Dan Tangherlini, acting head of the General Services Administration, says recruitment challenges will make it difficult for his agency to renew and revitalize its leadership ranks. (Thomas Brown/Federal Times)
The constant drumbeat of bad news and poor morale in the government is hurting recruitment and retention of mid- and upper-level employees at the General Services Administration, acting administrator Dan Tangherlini said Monday.
“We still have many, many more people who want to come work for us than we have [entry-level] opportunities,” Tangherlini said at a Public Service Recognition Week town hall sponsored by the Partnership for Public Service. “It’s really in midlevel retention, and mid- and upper-level recruitment, where we have people saying, ‘I’m not sure I want to make those sacrifices.’ ”
Tangherlini said those recruitment challenges will make it difficult for his agency to renew and revitalize its leadership ranks.
“We need to make sure we keep those people going through, and continue to grow and have the opportunity to get experience,” Tangherlini said.
The challenges posed by the sequester’s budget cuts and ongoing bad news for federal employees — everything from furloughs to pay freezes to criticism that they are paid too much and do too little work — were discussed by panel members Tangherlini, Homeland Security Secretary Janet Napolitano, Housing and Urban Development Secretary Shaun Donovan, and acting Environmental Protection Agency Administrator Bob Perciasepe.
Perciasepe agreed that recruitment is challenging in the current environment, even though EPA has an active effort to try to attract talented graduates.
“All the [government morale survey] numbers are going down a bit,” Perciasepe said. “We think that’s from the constant drumbeat that there’s something wrong with public service. Nothing could be further from the truth.”

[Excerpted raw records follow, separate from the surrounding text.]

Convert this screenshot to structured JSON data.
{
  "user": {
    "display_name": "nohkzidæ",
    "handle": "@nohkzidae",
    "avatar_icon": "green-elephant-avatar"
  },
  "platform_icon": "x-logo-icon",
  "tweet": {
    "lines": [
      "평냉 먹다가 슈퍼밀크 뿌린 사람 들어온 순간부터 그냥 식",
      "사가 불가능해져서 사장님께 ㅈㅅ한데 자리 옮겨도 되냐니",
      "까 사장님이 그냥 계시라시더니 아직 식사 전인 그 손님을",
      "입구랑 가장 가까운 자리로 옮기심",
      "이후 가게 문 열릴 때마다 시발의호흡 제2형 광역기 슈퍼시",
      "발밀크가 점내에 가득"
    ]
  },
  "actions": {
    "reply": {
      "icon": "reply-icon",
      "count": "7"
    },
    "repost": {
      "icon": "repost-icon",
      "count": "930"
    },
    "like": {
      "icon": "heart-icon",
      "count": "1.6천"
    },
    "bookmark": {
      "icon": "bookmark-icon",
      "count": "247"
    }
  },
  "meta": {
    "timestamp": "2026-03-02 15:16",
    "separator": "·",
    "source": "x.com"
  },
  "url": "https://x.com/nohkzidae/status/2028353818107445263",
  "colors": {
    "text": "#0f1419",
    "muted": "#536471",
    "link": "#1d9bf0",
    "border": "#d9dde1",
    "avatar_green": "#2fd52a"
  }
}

Napolitano said the sequester is the worst way to cut the budget, and she fears how it will affect DHS as the summer travel season approaches. She hopes her agency won’t have to furlough Customs and Border Protection officers, which would delay travelers entering the United States. But she said budget cuts won’t leave DHS as much flexibility to “surge” overtime for CBP and Transportation Security Administration officers to handle increases in travelers.
Donovan said the sequester will have many negative effects that aren’t as public as the recent furlough of air traffic controllers that delayed flights across the country, and spurred Congress to take quick action to avert those furloughs. For example, he said, HUD’s sequester will likely force 200,000 families out of homeless shelters.
“You couldn’t design a worse way to reduce costs” than the sequester, he said.
Perciasepe said processing of permits and inspections across the government have slowed due to the sequester. But he said federal employees are meeting that challenge.
“No matter how much chaos this throws into our normal order, public servants are rising to the occasion, even when their pay is being cut, to make sure some minimal amount of work is getting done,” Perciasepe said. “I think that’s one of the more remarkable stories.”
Donovan and Napolitano said they try to regularly visit employees in the field and listen to their problems as part of an effort to keep morale up.
And Tangherlini said he tries to emphasize to GSA employees how important the work they do is.
“It’s an honor,” Tangherlini said. “It’s something that is incredibly motivating in and of itself. If you listen to the very negative rhetoric, you can begin to believe it or internalize it, or become a little more shy about saying that you are actually committing yourself to something bigger than yourself. You’re committing yourself to something as important as your nation. I think people need to be reminded of that from time to time.”